doubt I'm revealing any sort of trade secret if I tell you
that the marketing campaign for the latest round of releases
from budget martial arts DVD label 55th Chamber was built around the suggestion that the discs would be best enjoyed
for their nostalgia value on an old TV with a few beers.
I've resisted the temptation to ponder how drunk you'd have
to be to find the print quality on a couple of them acceptable,
but with Kung Fu Wonder Child I believe
I've discovered the inspiration for that particular sell.
If ever there was a martial arts drinking movie, then this
time is wasted setting up the characters and story,
and the plot kicks off about ten seconds after the cheesy opening
credits have concluded. An ageing martial arts master and his
granddaughter are attacked by an evil sorcerer, who captures
their souls to use for who knows what. Meanwhile, the masters
of a local monastery of magic are having problems with their
two dumbest pupils, Mifu and Tudo, who are friends with
the cook Wa Wan and his grandson Shu-Chen.
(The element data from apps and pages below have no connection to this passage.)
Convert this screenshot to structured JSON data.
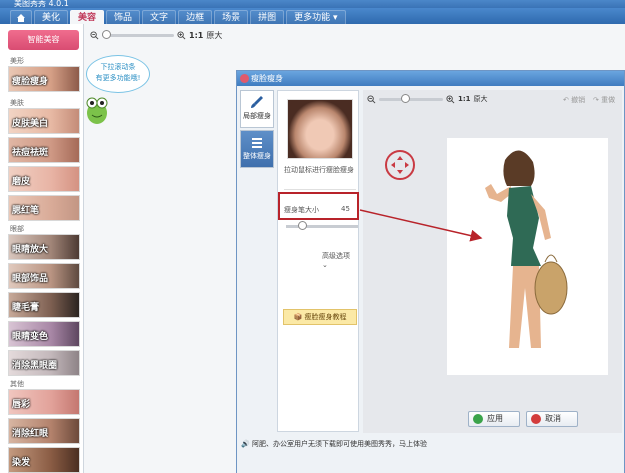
{
  "app": {
    "title": "美图秀秀 4.0.1"
  },
  "menu": {
    "tabs": [
      {
        "label": "美化"
      },
      {
        "label": "美容"
      },
      {
        "label": "饰品"
      },
      {
        "label": "文字"
      },
      {
        "label": "边框"
      },
      {
        "label": "场景"
      },
      {
        "label": "拼图"
      },
      {
        "label": "更多功能 ▾"
      }
    ],
    "active_index": 1
  },
  "left_panel": {
    "smart_button": "智能美容",
    "categories": {
      "body": "美形",
      "skin": "美肤",
      "eyes": "眼部",
      "other": "其他"
    },
    "features": [
      "瘦脸瘦身",
      "皮肤美白",
      "祛痘祛斑",
      "磨皮",
      "腮红笔",
      "眼睛放大",
      "眼部饰品",
      "睫毛膏",
      "眼睛变色",
      "消除黑眼圈",
      "唇彩",
      "消除红眼",
      "染发"
    ]
  },
  "main_toolbar": {
    "zoom_label": "1:1",
    "zoom_text": "原大"
  },
  "mascot": {
    "line1": "下拉滚动条",
    "line2": "有更多功能哦!"
  },
  "dialog": {
    "title": "瘦脸瘦身",
    "side_tabs": [
      {
        "label": "局部瘦身"
      },
      {
        "label": "整体瘦身"
      }
    ],
    "hint": "拉动鼠标进行瘦脸瘦身",
    "pen_size_label": "瘦身笔大小",
    "pen_size_value": "45",
    "advanced": "高级选项",
    "tutorial": "瘦脸瘦身教程",
    "zoom_label": "1:1",
    "zoom_text": "原大",
    "undo": "撤销",
    "redo": "重做",
    "ok": "应用",
    "cancel": "取消",
    "status": "阿肥、办公室用户无须下载即可使用美图秀秀，马上体验"
  },
  "colors": {
    "menu_blue": "#2f6aae",
    "accent_pink": "#d94c72",
    "annotation_red": "#b8232a",
    "swimsuit_green": "#2f6a55"
  }
}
Unbeknown to
the Masters, both Wan and Shu-Chen have developed considerable
skills of their own, which they use to make trouble for
the bullying Chen Kan and to help Chu-Shi, the granddaughter
of the old guy who was offed at the start in her quest
to uncover what has happened to her relatives.
you come to the film with no foreknowledge of its content
or style, as I did, then the first five minutes or so will leave
you wondering just what the hell you are watching.
The initial mix of kung-fu, fantasy and acrobatics will
be familiar to any genre fan, but having resurrected a corpse
and regenerated it as a warrior guardian for his graveyard
experiment centre, the sorcerer would no doubt be surprised
to see his undead recruit hopping home like a zombie rabbit
to check on his children, then getting knocked down and
walked over by a woman he fails to attack. Saddled as this
print is with a particularly silly English dub, you can't
help wondering if the humour is actually intentional or
a by-product of misjudged sincerity. When a brisk
battle lands the zombie face-down in a pile of the world's
stickiest manure, you probably have your answer.
Even back in 1989, fantasy kung-fu was far from new (6 years
had passed since Tsui Hark's Zu Warriors of the
Magic Mountain), nor was the martial arts horror
comedy (Sammo Hung remains king of the hill here for his
1980 Encounters of the Spooky Kind), and
Kung Fu Wonderchild is not in the class
of either of these two rightly revered movies. Wildly uneven
in style and quality, at its worst it's a downright
puerile stuff, all bare-arse and urination gags, wide-eyed
mugging and 'wa-wa-wa-waaaah' soundtrack mockery.
when it clicks it does so with engaging and energetic gusto.
The fights are furiously choreographed, with kinetic wire
work hurling the victims of kicks a good twenty feet through the air and
bouncing them violently off trees, walls and carts. Footage
is slowed down to accentuate fancy moves and the next second
speeded up as if the Keystone Cops were having a kung-fu
bundle. Cheap and cheerful optical effects and daft noises
abound, as magic is hurled about with a furious waggling
of hands and spells are cast by pouring wine for the Gods
and doing a back flip. At the climax director Lee throws
all caution to the wind and turns his villain into a cel-drawn
animated dragon and arms his good guys with antique rocket
launchers that appear from nowhere, including a multi-barrel
affair that bears a striking resemblance to Reggie's gun
in Phantasm II.
By this point it's hard not to have warmed to the film's
exuberant charm and its brazen disregard for any real continuity
of style, cheerfully hopping from horror to action to martial
arts to fantasy to slapstick to Carry-On smuttiness, at
times even stitching them merrily all together into a single lunatic sequence.
When it doesn't work you really do groan, but for the most
part it's great fun, executed with a deft mixture of energy,
imagination and outright silliness.
Non-anamorphic 16:9, a fair few dust spots and some sudden,
mid-scene changes of colour saturation and contrast levels
– yep, this is a 55th Chamber disc all right. But
hang on a minute, in other respects this is not that bad
a transfer at all, with a decent level of detail, and contrast
levels and colour, though inconsistent, often very good.
All in all, this is 55th Chamber's best transfer yet.
is mono 2.0 and a little fluffy, with minor distortion on
ever only an English dub is available, and it does tend
to add to the comedy value, not least in the choice of voices,
with old Wa Wan sounding like a fresh-faced 18-year-old
and the androgynous Shu-Chen voiced by what sounds like
a camp female impersonator.
usual stuff here, with the home-made Kung Fu
Wonder Child promotional Trailer (1:20), the
Image Gallery (0:57) and promos
for other 55th Chamber releases.
it's silly, yes it's painfully unfunny in places, and yes
characters drop out of the story with no explanation, but
in all other respects this is damned good fun, an unashamedly
daft genre jape with fine fights and a bucketful of cheek.
For once I'm prepared to recommend the DVD – the transfer
is pretty good, and at £6 you can't really go wrong.